**WORK ITEM**
Scan the entries below. List each line with "Requires".

DATASET EXTRACT Block Start

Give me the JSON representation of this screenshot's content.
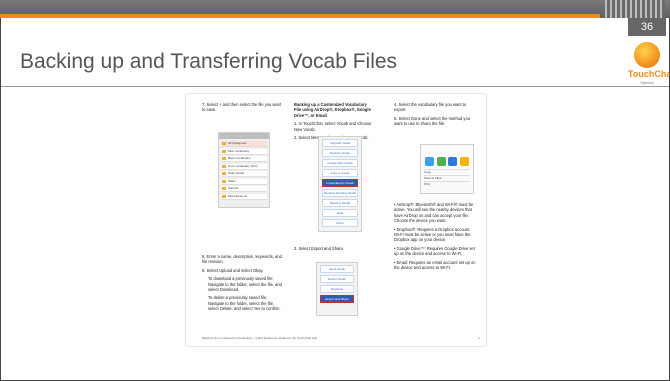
{
  "slide": {
    "title": "Backing up and Transferring Vocab Files",
    "page_number": "36"
  },
  "logo": {
    "name": "TouchChat",
    "sub": "Speech"
  },
  "document": {
    "col1": {
      "step7": "7.  Select + and then select the file you want to save.",
      "step8": "8.  Enter a name, description, keywords, and file revision.",
      "step9": "9.  Select Upload and select Okay.",
      "note1": "To download a previously saved file: Navigate to the folder, select the file, and select Download.",
      "note2": "To delete a previously saved file: Navigate to the folder, select the file, select Delete, and select Yes to confirm.",
      "files": [
        "All Categories",
        "Misc vocabulary",
        "Basic vocabulary",
        "Core vocabulary (first)",
        "Daily Needs",
        "Water",
        "Sample",
        "Miscellaneous"
      ]
    },
    "col2": {
      "heading": "Backing up a Customized Vocabulary File using AirDrop®, Dropbox®, Google Drive™, or Email",
      "step1": "1.  In TouchChat, select Vocab and Choose New Vocab.",
      "step2": "2.  Select Menu and Import/Export Vocab.",
      "step3": "3.  Select Export and Share.",
      "menu": [
        "Upgrade Vocab",
        "Restore Vocab",
        "Create New Vocab",
        "Copy a Vocab",
        "Import/Export Vocab",
        "Rename Existing Vocab",
        "Delete A Vocab",
        "Help",
        "Done"
      ],
      "share": [
        "Send Vocab",
        "Export Vocab",
        "Duplicate",
        "Export and Share"
      ]
    },
    "col3": {
      "step4": "4.  Select the vocabulary file you want to export.",
      "step5": "5.  Select Done and select the method you want to use to share the file.",
      "bullet1": "AirDrop®: Bluetooth® and Wi-Fi® must be active. You will see the nearby devices that have AirDrop on and can accept your file. Choose the device you want.",
      "bullet2": "Dropbox®: Requires a Dropbox account. Wi-Fi must be active or you must have the Dropbox app on your device.",
      "bullet3": "Google Drive™: Requires Google Drive set up on the device and access to Wi-Fi.",
      "bullet4": "Email: Requires an email account set up on the device and access to Wi-Fi.",
      "share_rows": [
        "Copy",
        "Save to Files",
        "Print"
      ]
    },
    "footer_left": "Backing Up a Customized Vocabulary – Quick Reference Guide for the TouchChat App",
    "footer_right": "2"
  },
  "colors": {
    "accent_orange": "#f18a1c",
    "bar_gray": "#666666",
    "title_gray": "#555555"
  }
}
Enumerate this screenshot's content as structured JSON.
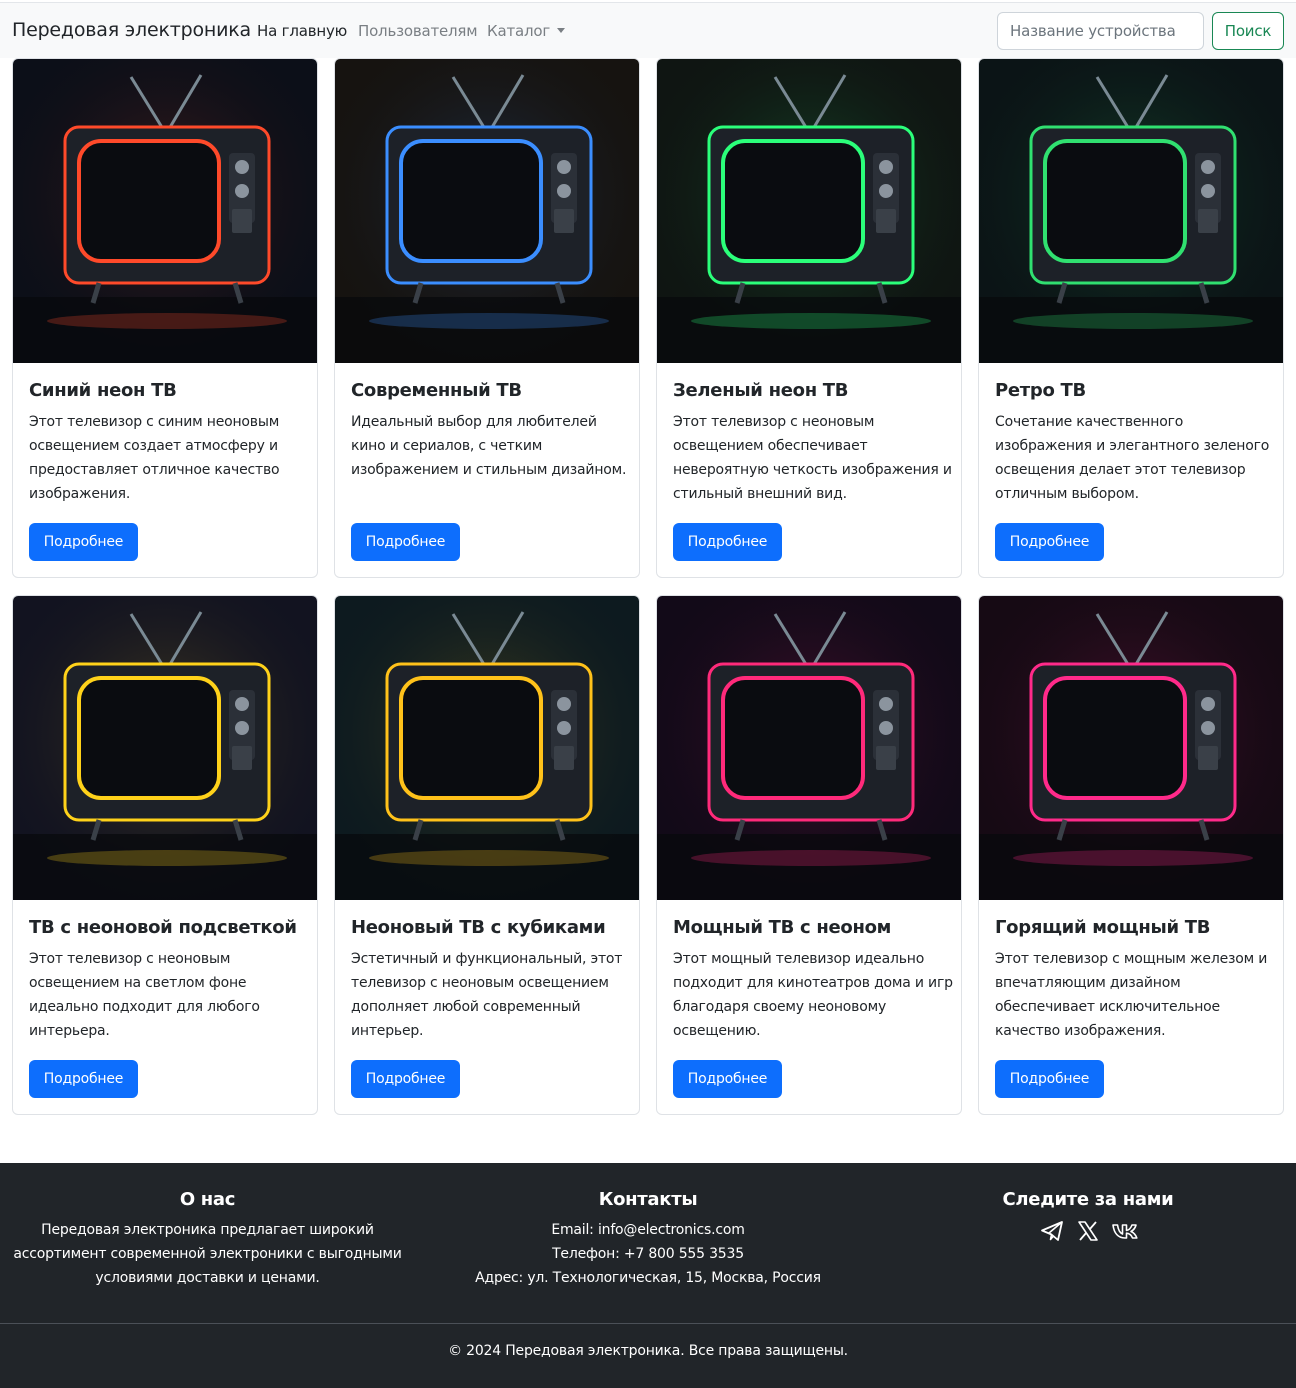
{
  "navbar": {
    "brand": "Передовая электроника",
    "links": [
      "На главную",
      "Пользователям",
      "Каталог"
    ],
    "search_placeholder": "Название устройства",
    "search_button": "Поиск"
  },
  "products": [
    {
      "title": "Синий неон ТВ",
      "text": "Этот телевизор с синим неоновым освещением создает атмосферу и предоставляет отличное качество изображения.",
      "button": "Подробнее",
      "glow": "#ff4a2a"
    },
    {
      "title": "Современный ТВ",
      "text": "Идеальный выбор для любителей кино и сериалов, с четким изображением и стильным дизайном.",
      "button": "Подробнее",
      "glow": "#3b8eff"
    },
    {
      "title": "Зеленый неон ТВ",
      "text": "Этот телевизор с неоновым освещением обеспечивает невероятную четкость изображения и стильный внешний вид.",
      "button": "Подробнее",
      "glow": "#2bff7a"
    },
    {
      "title": "Ретро ТВ",
      "text": "Сочетание качественного изображения и элегантного зеленого освещения делает этот телевизор отличным выбором.",
      "button": "Подробнее",
      "glow": "#30e070"
    },
    {
      "title": "ТВ с неоновой подсветкой",
      "text": "Этот телевизор с неоновым освещением на светлом фоне идеально подходит для любого интерьера.",
      "button": "Подробнее",
      "glow": "#ffd21a"
    },
    {
      "title": "Неоновый ТВ с кубиками",
      "text": "Эстетичный и функциональный, этот телевизор с неоновым освещением дополняет любой современный интерьер.",
      "button": "Подробнее",
      "glow": "#ffc21a"
    },
    {
      "title": "Мощный ТВ с неоном",
      "text": "Этот мощный телевизор идеально подходит для кинотеатров дома и игр благодаря своему неоновому освещению.",
      "button": "Подробнее",
      "glow": "#ff2a7a"
    },
    {
      "title": "Горящий мощный ТВ",
      "text": "Этот телевизор с мощным железом и впечатляющим дизайном обеспечивает исключительное качество изображения.",
      "button": "Подробнее",
      "glow": "#ff2a8a"
    }
  ],
  "footer": {
    "about_title": "О нас",
    "about_text": "Передовая электроника предлагает широкий ассортимент современной электроники с выгодными условиями доставки и ценами.",
    "contacts_title": "Контакты",
    "email": "Email: info@electronics.com",
    "phone": "Телефон: +7 800 555 3535",
    "address": "Адрес: ул. Технологическая, 15, Москва, Россия",
    "follow_title": "Следите за нами",
    "social_icons": [
      "telegram-icon",
      "x-icon",
      "vk-icon"
    ],
    "copyright": "© 2024 Передовая электроника. Все права защищены."
  },
  "colors": {
    "primary": "#0d6efd",
    "success": "#198754",
    "footer_bg": "#212529",
    "navbar_bg": "#f8f9fa"
  }
}
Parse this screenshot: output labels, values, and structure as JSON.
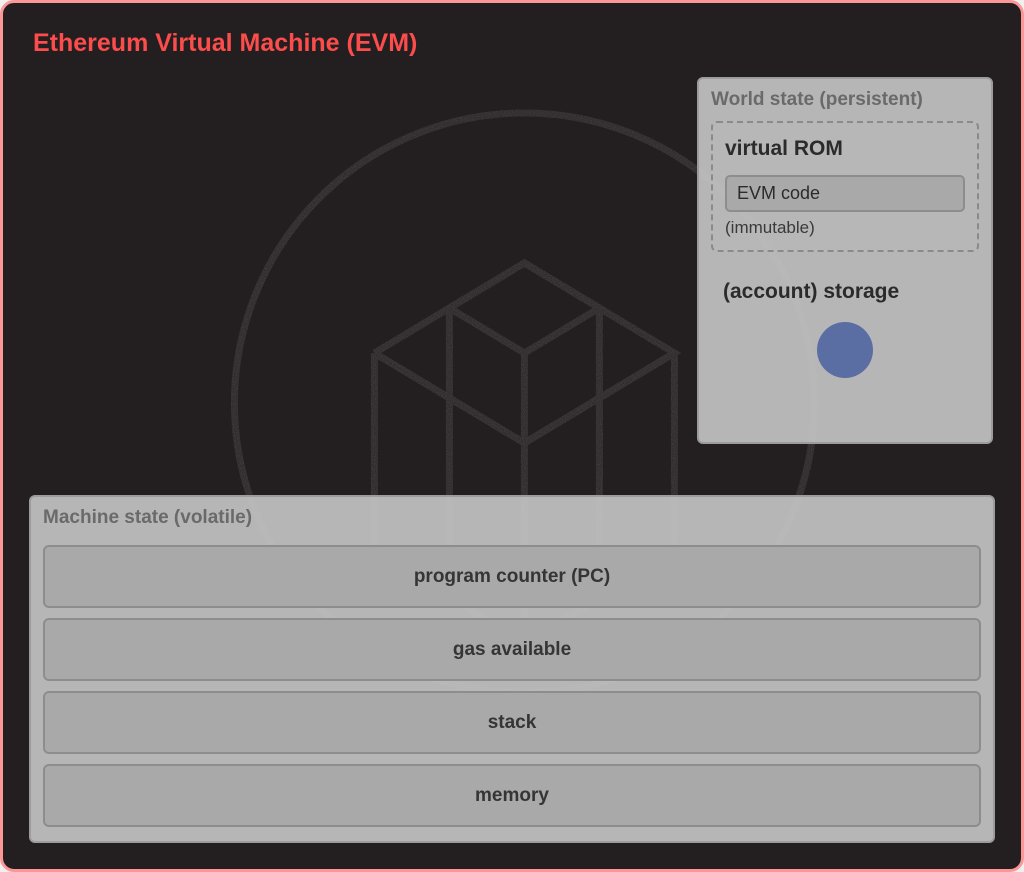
{
  "title": "Ethereum Virtual Machine (EVM)",
  "world_state": {
    "panel_title": "World state (persistent)",
    "virtual_rom": {
      "title": "virtual ROM",
      "evm_code": "EVM code",
      "immutable": "(immutable)"
    },
    "account_storage": {
      "title": "(account) storage"
    }
  },
  "machine_state": {
    "panel_title": "Machine state (volatile)",
    "items": [
      "program counter (PC)",
      "gas available",
      "stack",
      "memory"
    ]
  },
  "colors": {
    "accent": "#fc4c4c",
    "border": "#fd9797",
    "storage_dot": "#5b6ea3"
  }
}
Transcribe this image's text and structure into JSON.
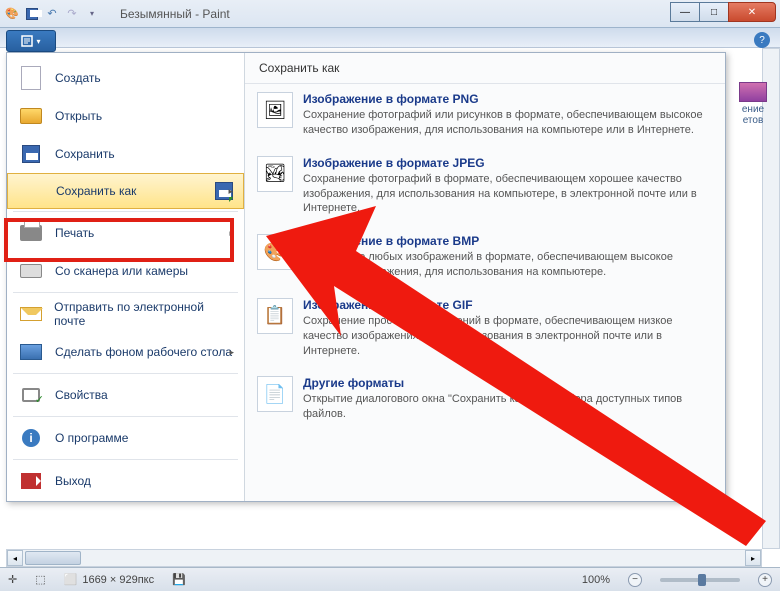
{
  "title": "Безымянный - Paint",
  "wincontrols": {
    "min": "—",
    "max": "□",
    "close": "✕"
  },
  "menu": {
    "items": [
      {
        "label": "Создать",
        "icon": "blank"
      },
      {
        "label": "Открыть",
        "icon": "folder"
      },
      {
        "label": "Сохранить",
        "icon": "floppy"
      },
      {
        "label": "Сохранить как",
        "icon": "floppy-arrow",
        "arrow": true,
        "hover": true
      },
      {
        "label": "Печать",
        "icon": "print",
        "arrow": true
      },
      {
        "label": "Со сканера или камеры",
        "icon": "scan"
      },
      {
        "label": "Отправить по электронной почте",
        "icon": "mail"
      },
      {
        "label": "Сделать фоном рабочего стола",
        "icon": "desk",
        "arrow": true
      },
      {
        "label": "Свойства",
        "icon": "props"
      },
      {
        "label": "О программе",
        "icon": "info"
      },
      {
        "label": "Выход",
        "icon": "exit"
      }
    ]
  },
  "submenu": {
    "title": "Сохранить как",
    "items": [
      {
        "title": "Изображение в формате PNG",
        "desc": "Сохранение фотографий или рисунков в формате, обеспечивающем высокое качество изображения, для использования на компьютере или в Интернете.",
        "icon": "🖼"
      },
      {
        "title": "Изображение в формате JPEG",
        "desc": "Сохранение фотографий в формате, обеспечивающем хорошее качество изображения, для использования на компьютере, в электронной почте или в Интернете.",
        "icon": "🏞"
      },
      {
        "title": "Изображение в формате BMP",
        "desc": "Сохранение любых изображений в формате, обеспечивающем высокое качество изображения, для использования на компьютере.",
        "icon": "🎨"
      },
      {
        "title": "Изображение в формате GIF",
        "desc": "Сохранение простых изображений в формате, обеспечивающем низкое качество изображения, для использования в электронной почте или в Интернете.",
        "icon": "📋"
      },
      {
        "title": "Другие форматы",
        "desc": "Открытие диалогового окна \"Сохранить как\" для выбора доступных типов файлов.",
        "icon": "📄"
      }
    ]
  },
  "behind": {
    "label": "ение\nетов"
  },
  "status": {
    "coords": "",
    "size": "1669 × 929пкс",
    "zoom": "100%"
  }
}
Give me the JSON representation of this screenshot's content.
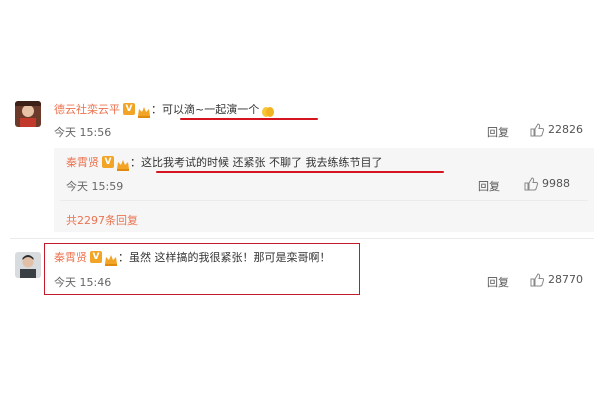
{
  "comments": [
    {
      "user": "德云社栾云平",
      "separator": "：",
      "text": "可以滴~一起演一个",
      "time": "今天 15:56",
      "reply_label": "回复",
      "likes": "22826"
    },
    {
      "user": "秦霄贤",
      "separator": "：",
      "text": "这比我考试的时候 还紧张   不聊了  我去练练节目了",
      "time": "今天 15:59",
      "reply_label": "回复",
      "likes": "9988"
    },
    {
      "user": "秦霄贤",
      "separator": "：",
      "text": "虽然 这样搞的我很紧张！那可是栾哥啊！",
      "time": "今天 15:46",
      "reply_label": "回复",
      "likes": "28770"
    }
  ],
  "more_replies": "共2297条回复",
  "badges": {
    "verified": "V"
  },
  "colors": {
    "username": "#eb7350",
    "badge": "#f2a427",
    "highlight_red": "#d4141f",
    "reply_bg": "#f6f6f6"
  },
  "icons": [
    "avatar",
    "verified-badge-icon",
    "crown-badge-icon",
    "thumbs-up-icon",
    "emoji-clap-icon"
  ]
}
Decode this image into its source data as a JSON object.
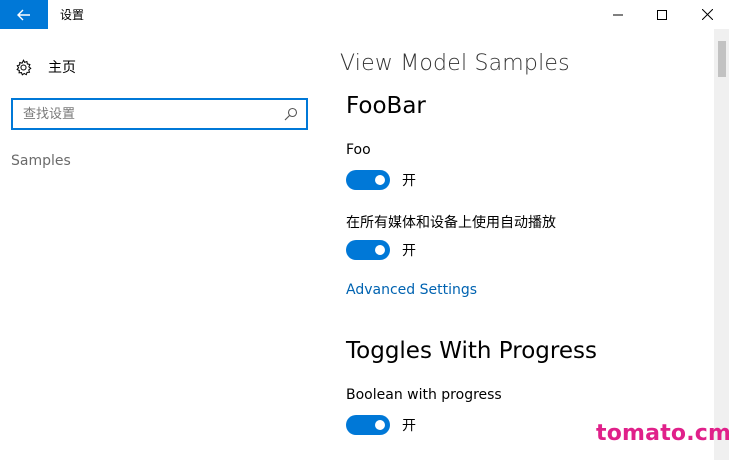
{
  "window": {
    "title": "设置",
    "minimize_icon": "minimize-icon",
    "maximize_icon": "maximize-icon",
    "close_icon": "close-icon",
    "back_icon": "arrow-left-icon",
    "accent": "#0078d7"
  },
  "sidebar": {
    "home_label": "主页",
    "home_icon": "gear-icon",
    "search_placeholder": "查找设置",
    "search_icon": "search-icon",
    "items": [
      {
        "label": "Samples"
      }
    ]
  },
  "main": {
    "page_title": "View Model Samples",
    "sections": [
      {
        "title": "FooBar",
        "settings": [
          {
            "label": "Foo",
            "state": "开",
            "on": true
          },
          {
            "label": "在所有媒体和设备上使用自动播放",
            "state": "开",
            "on": true
          }
        ],
        "link": "Advanced Settings"
      },
      {
        "title": "Toggles With Progress",
        "settings": [
          {
            "label": "Boolean with progress",
            "state": "开",
            "on": true
          }
        ]
      }
    ]
  },
  "watermark": "tomato.cm"
}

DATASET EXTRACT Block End

**COMPLETED TASK**
      "bullet2": "Dropbox®: Requires a Dropbox account. Wi-Fi must be active or you must have the Dropbox app on your device.",
      "bullet3": "Google Drive™: Requires Google Drive set up on the device and access to Wi-Fi.",
      "bullet4": "Email: Requires an email account set up on the device and access to Wi-Fi.",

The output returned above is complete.